In his last music video, “Lazarus,” from album “Blackstar” — regarded by many as a cryptic goodbye letter to his fans — Bowie whips out the exact jumpsuit worn in the 1974 image, visible around the two-minute mark. Just as Bowie doodled obsessively in the ‘70s photo shoot, in 2016 Bowie scribbles feverishly in a notebook, heightening in intensity until finally he appears to come to a conclusion, finishing his notes and talking away. (In Bowie style: backward.)
As Albin Wantier interprets in his introduction to Schapiro’s photography book: “He appears to have found the meaning he has been searching for. The connection between both images, 40 years apart, is stunning … He has resolved his enigma, and the curtain can fall at last.”
A close-up of the writing in Bowie’s notebook reveals a trail of symbols. Wantier analyzed these symbols in conjunction with some appearing on a vinyl edition of “Blackstar,” all of which resembled the doodles from the 1974 shoot. The “Blackstar” images, Wantier determined after checking with a friend, were part of a chemical formula depicting the various stages of the nuclear fusion, which leads to the formation of a sun. Or perhaps, a blackstar.
“In the ‘Lazarus’ video, Bowie resolves the enigma of life, which he had been endeavoring to do since 1976,” Wantier summarizes. “His life, which was indistinguishable from his work, led him to enact various characters of his own devising; his life was in itself a work of art. Now that he has finished, Bowie can close the book. However, the last chapter does not end with the artist’s passing — that would be too simple.”

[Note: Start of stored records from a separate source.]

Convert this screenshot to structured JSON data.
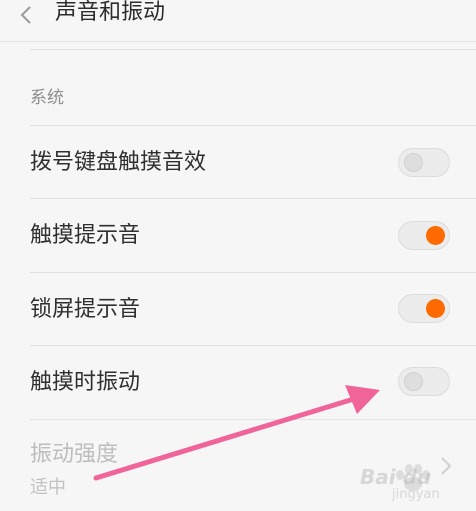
{
  "header": {
    "title": "声音和振动",
    "back_icon": "chevron-left-icon"
  },
  "section": {
    "title": "系统"
  },
  "settings": [
    {
      "label": "拨号键盘触摸音效",
      "enabled": false
    },
    {
      "label": "触摸提示音",
      "enabled": true
    },
    {
      "label": "锁屏提示音",
      "enabled": true
    },
    {
      "label": "触摸时振动",
      "enabled": false
    }
  ],
  "vibration_strength": {
    "label": "振动强度",
    "value": "适中",
    "disabled": true
  },
  "colors": {
    "accent": "#ff6a00",
    "annotation_arrow": "#f0649a"
  },
  "watermark": {
    "text": "Bai du",
    "sub": "jingyan"
  }
}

While Bowie’s physical body is no longer with us, his creative energy has catalyzed to create a cosmic eruption, felt around the world, that can never be undone. “David Bowie is not the kind to just disappear just like that from our world,” Wantier writes. “The chemical symbols that accompany the ‘Blackstar’ release point where he’s going: an artistic nuclear fusion of two elements that creates enough energy to make a sun.”
While many acknowledged the poetry in Bowie’s final album, his requiem, and its tremendous impact as his final work of art on this earth, few pieced together the fact that the roots of “Blackstar” trace back to 1974, when a photographer and the world’s biggest rock star became fast friends and spent a single evening creating, contorting and doodling away. As Bowie’s producer Tony Visconti put it: “His death was not different from his life — a work of Art.”

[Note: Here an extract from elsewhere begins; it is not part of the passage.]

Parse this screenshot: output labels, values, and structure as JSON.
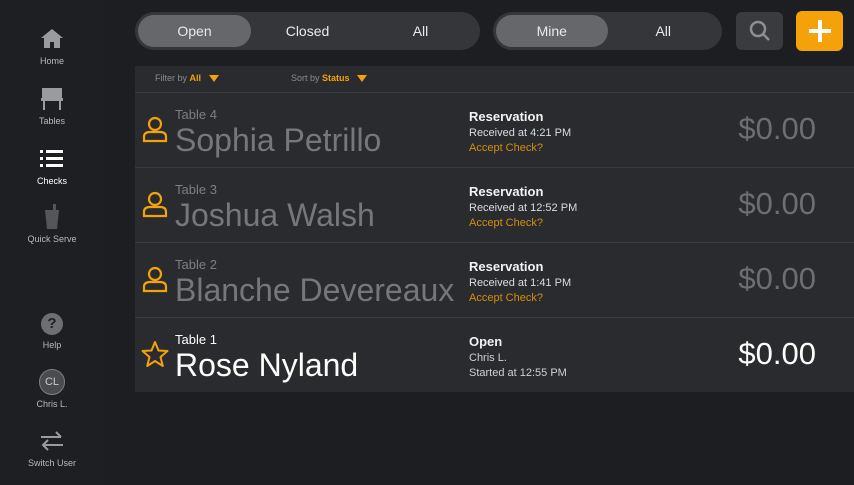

See the image that started it all, as well as the many other never before published images captured that night, in Bowie. A preview of the book is featured below, with all photographs by Steve Schapiro and published by powerHouse Books.
David out of character. One of my favorite photos of David. I particularly like his hands in this shot. Los Angeles 1975. Photographs by Steve Schapiro, from Bowie, published by powerHouse Books
David with cigarette on a break from filming MFE in New Mexico 1975. This became a Rolling Stone cover and a popular image.
David relaxed at his house in Los Angeles, 1975. I particularly liked his hands in this photo.
David with goggles and bike. Los Angeles, 1974
Bowie holding a Buster Keaton book near his face, in his dressing room trailer on âThe Man Who Fell to Earth: set, New Mexico 1975. Buster Keaton was one of David Bowie’s heroes.
David took me by surprise when he came out in the red and white striped outfit during the 1974 photo shoot. It was different from what we expected he would be wearing, Los Angeles 1974.
David with Cher on TV show, Los Angeles, 1975.
In the makeup trailer for “The Man Who Fell to Earth,” Bowie puts in his cat eyes for a scene, New Mexico 1975.